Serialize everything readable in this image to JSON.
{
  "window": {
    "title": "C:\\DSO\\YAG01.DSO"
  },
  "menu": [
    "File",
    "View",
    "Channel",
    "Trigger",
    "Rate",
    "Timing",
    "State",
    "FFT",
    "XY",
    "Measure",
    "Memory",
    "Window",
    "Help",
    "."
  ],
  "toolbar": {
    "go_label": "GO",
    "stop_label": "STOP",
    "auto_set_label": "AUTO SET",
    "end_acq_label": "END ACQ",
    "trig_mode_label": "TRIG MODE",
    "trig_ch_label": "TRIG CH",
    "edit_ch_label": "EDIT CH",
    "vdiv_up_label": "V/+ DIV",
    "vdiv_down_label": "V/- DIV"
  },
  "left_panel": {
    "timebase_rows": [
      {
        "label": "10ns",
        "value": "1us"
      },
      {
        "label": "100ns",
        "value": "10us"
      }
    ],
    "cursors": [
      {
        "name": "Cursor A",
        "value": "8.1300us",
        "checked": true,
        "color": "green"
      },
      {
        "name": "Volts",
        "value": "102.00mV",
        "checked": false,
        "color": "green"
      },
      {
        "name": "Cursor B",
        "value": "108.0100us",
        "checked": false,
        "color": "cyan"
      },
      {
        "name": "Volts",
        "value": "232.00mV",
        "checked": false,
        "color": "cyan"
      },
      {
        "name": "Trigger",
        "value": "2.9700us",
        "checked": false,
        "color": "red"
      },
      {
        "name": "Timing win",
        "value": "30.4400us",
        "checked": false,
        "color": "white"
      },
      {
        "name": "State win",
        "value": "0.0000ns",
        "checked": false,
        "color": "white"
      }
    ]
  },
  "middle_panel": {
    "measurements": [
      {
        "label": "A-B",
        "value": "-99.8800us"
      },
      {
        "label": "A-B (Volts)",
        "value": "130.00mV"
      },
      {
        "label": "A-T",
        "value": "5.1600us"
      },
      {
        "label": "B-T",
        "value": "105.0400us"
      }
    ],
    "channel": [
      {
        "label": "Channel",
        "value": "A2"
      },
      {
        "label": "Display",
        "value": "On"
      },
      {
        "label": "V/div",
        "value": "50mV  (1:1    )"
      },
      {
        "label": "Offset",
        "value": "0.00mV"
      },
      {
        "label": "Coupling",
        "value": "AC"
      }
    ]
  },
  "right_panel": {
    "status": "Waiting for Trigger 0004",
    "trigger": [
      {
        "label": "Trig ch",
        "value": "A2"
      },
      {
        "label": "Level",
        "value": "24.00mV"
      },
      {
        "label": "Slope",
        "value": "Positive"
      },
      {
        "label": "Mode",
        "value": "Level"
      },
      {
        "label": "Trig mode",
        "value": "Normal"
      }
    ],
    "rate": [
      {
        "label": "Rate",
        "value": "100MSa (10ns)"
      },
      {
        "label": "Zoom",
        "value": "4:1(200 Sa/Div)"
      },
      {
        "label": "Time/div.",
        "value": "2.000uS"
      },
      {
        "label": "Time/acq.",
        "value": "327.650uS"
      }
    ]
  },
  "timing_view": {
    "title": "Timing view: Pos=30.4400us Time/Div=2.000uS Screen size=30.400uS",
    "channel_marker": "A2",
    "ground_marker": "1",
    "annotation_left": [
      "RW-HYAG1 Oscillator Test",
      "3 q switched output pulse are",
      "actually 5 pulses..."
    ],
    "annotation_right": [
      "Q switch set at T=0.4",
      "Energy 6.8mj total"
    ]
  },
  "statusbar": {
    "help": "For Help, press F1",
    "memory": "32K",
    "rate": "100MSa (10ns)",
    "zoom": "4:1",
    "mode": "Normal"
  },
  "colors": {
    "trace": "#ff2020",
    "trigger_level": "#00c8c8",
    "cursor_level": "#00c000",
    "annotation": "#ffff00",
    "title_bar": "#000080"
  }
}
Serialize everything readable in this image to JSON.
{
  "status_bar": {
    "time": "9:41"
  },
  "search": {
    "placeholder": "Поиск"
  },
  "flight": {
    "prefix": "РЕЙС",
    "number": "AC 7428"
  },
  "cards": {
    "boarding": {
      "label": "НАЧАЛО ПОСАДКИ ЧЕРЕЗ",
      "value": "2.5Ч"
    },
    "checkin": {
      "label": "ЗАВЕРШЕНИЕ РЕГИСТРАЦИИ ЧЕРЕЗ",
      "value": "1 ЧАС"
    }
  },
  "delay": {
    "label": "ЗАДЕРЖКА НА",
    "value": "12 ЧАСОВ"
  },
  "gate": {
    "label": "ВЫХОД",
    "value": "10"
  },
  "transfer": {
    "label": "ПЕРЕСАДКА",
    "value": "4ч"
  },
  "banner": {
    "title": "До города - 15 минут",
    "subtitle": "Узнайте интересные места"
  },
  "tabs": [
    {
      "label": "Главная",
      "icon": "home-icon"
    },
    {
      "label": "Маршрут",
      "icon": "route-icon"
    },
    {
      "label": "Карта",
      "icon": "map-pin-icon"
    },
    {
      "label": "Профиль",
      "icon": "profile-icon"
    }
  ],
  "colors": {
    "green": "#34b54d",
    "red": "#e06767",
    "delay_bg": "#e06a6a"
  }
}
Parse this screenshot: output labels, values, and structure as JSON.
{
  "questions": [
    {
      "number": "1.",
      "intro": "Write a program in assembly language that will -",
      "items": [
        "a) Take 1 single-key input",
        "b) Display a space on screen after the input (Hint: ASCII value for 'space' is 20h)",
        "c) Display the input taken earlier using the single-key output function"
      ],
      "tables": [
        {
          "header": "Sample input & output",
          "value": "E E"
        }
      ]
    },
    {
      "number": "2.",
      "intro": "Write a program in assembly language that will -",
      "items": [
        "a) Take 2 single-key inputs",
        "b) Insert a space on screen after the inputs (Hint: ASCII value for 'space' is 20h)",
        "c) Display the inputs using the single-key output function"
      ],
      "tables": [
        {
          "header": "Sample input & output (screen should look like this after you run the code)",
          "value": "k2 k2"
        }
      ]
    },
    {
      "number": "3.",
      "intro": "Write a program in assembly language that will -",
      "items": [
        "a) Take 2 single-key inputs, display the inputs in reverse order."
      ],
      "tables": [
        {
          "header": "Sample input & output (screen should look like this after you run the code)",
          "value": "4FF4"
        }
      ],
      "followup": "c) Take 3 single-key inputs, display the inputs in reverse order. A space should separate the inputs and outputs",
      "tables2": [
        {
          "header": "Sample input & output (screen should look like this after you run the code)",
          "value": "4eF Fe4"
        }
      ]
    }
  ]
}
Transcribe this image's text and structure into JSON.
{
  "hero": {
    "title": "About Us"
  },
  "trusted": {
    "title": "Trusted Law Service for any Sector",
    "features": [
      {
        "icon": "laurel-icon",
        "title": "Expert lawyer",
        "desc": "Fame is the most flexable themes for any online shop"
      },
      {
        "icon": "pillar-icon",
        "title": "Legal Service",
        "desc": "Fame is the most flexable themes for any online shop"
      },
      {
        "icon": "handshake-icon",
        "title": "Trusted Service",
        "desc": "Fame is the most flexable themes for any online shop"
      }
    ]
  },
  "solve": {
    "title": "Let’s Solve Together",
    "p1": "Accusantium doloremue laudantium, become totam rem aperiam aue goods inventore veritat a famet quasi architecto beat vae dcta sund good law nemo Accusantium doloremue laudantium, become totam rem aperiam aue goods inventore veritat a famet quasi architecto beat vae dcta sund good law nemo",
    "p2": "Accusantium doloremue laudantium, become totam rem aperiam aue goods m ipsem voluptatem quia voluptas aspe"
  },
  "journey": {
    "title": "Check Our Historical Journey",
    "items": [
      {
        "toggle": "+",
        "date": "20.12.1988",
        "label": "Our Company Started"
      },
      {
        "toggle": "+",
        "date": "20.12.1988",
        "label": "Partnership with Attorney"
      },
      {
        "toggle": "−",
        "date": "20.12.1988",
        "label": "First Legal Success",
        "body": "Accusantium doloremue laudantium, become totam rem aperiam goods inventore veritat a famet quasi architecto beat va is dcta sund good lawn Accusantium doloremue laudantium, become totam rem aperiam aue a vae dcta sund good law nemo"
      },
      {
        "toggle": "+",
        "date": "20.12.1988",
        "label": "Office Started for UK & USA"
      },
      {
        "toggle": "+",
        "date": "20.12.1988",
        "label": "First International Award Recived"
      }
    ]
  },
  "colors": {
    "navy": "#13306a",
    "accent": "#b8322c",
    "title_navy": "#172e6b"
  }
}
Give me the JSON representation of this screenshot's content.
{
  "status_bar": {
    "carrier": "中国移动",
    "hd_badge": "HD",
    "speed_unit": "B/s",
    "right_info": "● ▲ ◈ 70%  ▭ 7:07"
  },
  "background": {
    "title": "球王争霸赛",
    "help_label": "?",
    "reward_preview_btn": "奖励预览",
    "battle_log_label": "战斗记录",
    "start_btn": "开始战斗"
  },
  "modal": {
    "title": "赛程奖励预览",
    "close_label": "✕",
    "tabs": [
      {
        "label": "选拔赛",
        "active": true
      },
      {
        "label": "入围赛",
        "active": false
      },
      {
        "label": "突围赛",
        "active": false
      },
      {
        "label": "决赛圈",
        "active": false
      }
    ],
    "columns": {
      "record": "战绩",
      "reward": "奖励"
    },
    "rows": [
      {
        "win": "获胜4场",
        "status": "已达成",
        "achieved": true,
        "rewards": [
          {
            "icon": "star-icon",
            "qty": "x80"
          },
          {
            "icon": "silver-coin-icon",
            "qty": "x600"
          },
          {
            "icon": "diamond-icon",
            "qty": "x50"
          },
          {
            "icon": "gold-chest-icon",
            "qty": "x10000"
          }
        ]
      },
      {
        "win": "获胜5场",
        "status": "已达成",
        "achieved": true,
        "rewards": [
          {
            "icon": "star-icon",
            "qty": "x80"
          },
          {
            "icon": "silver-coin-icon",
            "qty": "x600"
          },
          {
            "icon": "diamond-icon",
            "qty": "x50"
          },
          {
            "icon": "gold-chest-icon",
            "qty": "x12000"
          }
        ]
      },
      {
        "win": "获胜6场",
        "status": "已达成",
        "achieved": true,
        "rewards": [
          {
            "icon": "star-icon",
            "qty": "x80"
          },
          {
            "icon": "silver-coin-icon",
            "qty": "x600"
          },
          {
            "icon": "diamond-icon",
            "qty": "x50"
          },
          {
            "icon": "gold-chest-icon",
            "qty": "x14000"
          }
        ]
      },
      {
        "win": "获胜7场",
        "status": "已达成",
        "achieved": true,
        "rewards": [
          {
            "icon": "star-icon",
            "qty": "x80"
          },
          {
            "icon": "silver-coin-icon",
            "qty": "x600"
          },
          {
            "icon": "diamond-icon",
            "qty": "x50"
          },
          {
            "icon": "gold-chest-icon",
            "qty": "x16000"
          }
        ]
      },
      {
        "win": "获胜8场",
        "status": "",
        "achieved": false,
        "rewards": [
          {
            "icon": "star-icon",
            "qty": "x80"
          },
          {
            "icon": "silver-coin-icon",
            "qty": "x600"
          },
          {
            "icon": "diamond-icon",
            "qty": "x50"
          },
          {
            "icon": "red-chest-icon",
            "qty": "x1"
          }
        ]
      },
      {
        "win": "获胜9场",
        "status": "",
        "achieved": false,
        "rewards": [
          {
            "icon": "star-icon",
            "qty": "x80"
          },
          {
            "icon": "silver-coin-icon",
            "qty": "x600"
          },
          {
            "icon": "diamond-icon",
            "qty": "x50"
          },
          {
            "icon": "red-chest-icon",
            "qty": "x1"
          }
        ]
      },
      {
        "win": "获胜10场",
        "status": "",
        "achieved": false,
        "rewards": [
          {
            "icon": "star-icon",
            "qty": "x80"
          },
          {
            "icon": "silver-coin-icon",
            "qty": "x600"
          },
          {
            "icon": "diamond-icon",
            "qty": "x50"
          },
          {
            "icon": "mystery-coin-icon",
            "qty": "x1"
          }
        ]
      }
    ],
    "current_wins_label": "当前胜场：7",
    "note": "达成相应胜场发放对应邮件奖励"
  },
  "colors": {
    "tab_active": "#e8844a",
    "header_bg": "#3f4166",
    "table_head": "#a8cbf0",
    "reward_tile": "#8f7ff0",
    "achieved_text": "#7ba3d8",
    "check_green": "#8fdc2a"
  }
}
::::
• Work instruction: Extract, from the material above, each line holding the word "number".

• Expected answer:
    "number": "AC 7428"
      "number": "1.",
      "number": "2.",
      "number": "3.",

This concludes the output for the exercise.